The polite and well-behaved ten-year-old girl, lying patiently in her school’s makeshift clinic in Cape Town, South Africa, is just like all of her friends – active and smiling. Also, like her friends, she is under strict instructions from her teachers to put âjokes in your pockets, smiles on your facesâ. But ultrasound waves bouncing from her heart during an echocardiogram show that she is different: she has congenital heart disease, which means her heart did not develop properly in the womb, and that makes each heartbeat less efficient.
This birth defect can lead to abnormal heart rhythms, shortness of breath, fatigue, and an increased risk of cardiovascular disease later in life. A child with the same heart disease in the UK is said to have received treatment as a baby and is closely watched throughout his life. However, although the girl had surgery to treat her heart defect, her parents were too worried about medical bills to bring her in for further follow-up. Without it, the operation she underwent did not fully resolve the problem with her heart. She is in desperate need of additional care.
This is just one of the hidden heart conditions spotted by a team of ten echocardiographs from around the world, during a five-day trip to Cape Town in September 2019. The group was a mix of cardiac physiologists, who use the echocardiography to diagnose heart patients, consulting physicians and university researchers. Our group came together as part of a humanitarian project to find hidden heart disease in South Africa, especially rheumatic heart disease.
This condition can be rare in most parts of the developed world, such as the United States and the United Kingdom.
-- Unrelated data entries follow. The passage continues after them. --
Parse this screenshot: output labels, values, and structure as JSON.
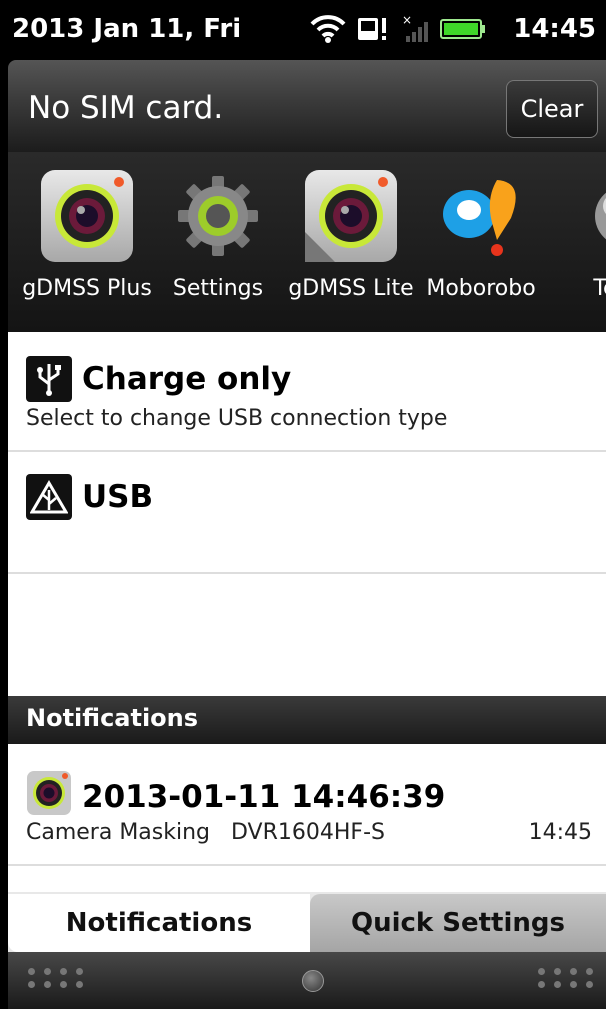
{
  "status_bar": {
    "date": "2013 Jan 11, Fri",
    "time": "14:45",
    "icons": [
      "wifi-icon",
      "sd-card-warning-icon",
      "no-signal-icon",
      "battery-icon"
    ]
  },
  "sim_bar": {
    "message": "No SIM card.",
    "clear_label": "Clear"
  },
  "apps": [
    {
      "label": "gDMSS Plus",
      "icon": "camera-app-icon"
    },
    {
      "label": "Settings",
      "icon": "gear-icon"
    },
    {
      "label": "gDMSS Lite",
      "icon": "camera-lite-app-icon"
    },
    {
      "label": "Moborobo",
      "icon": "moborobo-icon"
    },
    {
      "label": "Tec",
      "icon": "globe-icon"
    }
  ],
  "ongoing": {
    "usb_mode": {
      "title": "Charge only",
      "subtitle": "Select to change USB connection type"
    },
    "usb_debug": {
      "title": "USB"
    }
  },
  "notifications": {
    "header": "Notifications",
    "items": [
      {
        "title": "2013-01-11 14:46:39",
        "text": "Camera Masking   DVR1604HF-S",
        "time": "14:45"
      }
    ]
  },
  "tabs": {
    "notifications": "Notifications",
    "quick_settings": "Quick Settings"
  }
}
However, it is the leading cause of cardiac death in children and young people in developing countries. An estimated 250,000 people, most of them under 35, die from rheumatic heart disease worldwide each year. In South Africa, two in every 100 children are affected by the disease. But most have no idea they are affected, let alone receive treatment for the disease.
Rheumatic heart disease is an unfortunate side effect of rheumatic fever. Rheumatic fever is a rare complication that can develop after a bacterial infection of the throat, such as strep throat and scarlet fever, and causes inflammation of the heart, joints, skin, and brain.
The inflammation characteristic of rheumatic fever sometimes seeps into the heart, where it can damage heart valves, meaning some of the blood can flow through the valves in the wrong direction, rather than being pumped out. properly in the body. The disease can ultimately lead to disability due to heart failure and lead to the death of young patients.
Fortunately, this type of heart damage can be seen by trained eyes. Our team of echocardiographs – which are rare in South Africa – use portable echocardiographic machines to detect the disease. Caught quite early, the disease is easily treated with antibiotics.
We were trained by a Cape Town cardiologist, before going to three primary schools in the region where we provided free heart scans to over 1,000 children, ages 8 to 15.
At the first elementary school we visited, we found a boy with severe heart disease. Two of the cusps – the pieces of tissue that make up the heart valves – had fused, meaning her aortic valve is made up of two cusps, rather than the normal three. He had no idea he was living with this condition. While this disease is not rheumatic, this type of bicuspid heart valve could mean he could potentially develop breathing difficulties, chest pain, and fatigue later in life – and it could be life threatening, especially. in getting older. This child will now be closely watched and will have the surgery he needs if necessary.
The same day, we find the smiling girl who turns out to have a congenital heart defect that was “lost to follow-up” after her operation. We learn from Dr Luke Hunter, a Cardiologist in Cape Town who trained our group of volunteers, that this is a common problem as many families fear that medical bills could cripple their families. Finding out that this child needs additional medical follow-up could mean that she will live a longer, healthier life with follow-up.
The next day, we go to the less developed area of ââGrabouw and find the first confirmed case of rheumatic heart disease in another elementary school girl. The team is also finding a few other borderline cases of rheumatic heart disease, finding a total of 16 cases this week alone – plus one more case of congenital heart disease, bringing the total to three. All of these results are life changing for the children and families affected.
Our work found fewer cases of rheumatic heart disease in the region than in the previous year, which could mean that the disease is on the decline in the region. However, continued work in Cape Town will help continue to detect silent heart disease in the region, which is tragically shortening the lives of young people in Africa.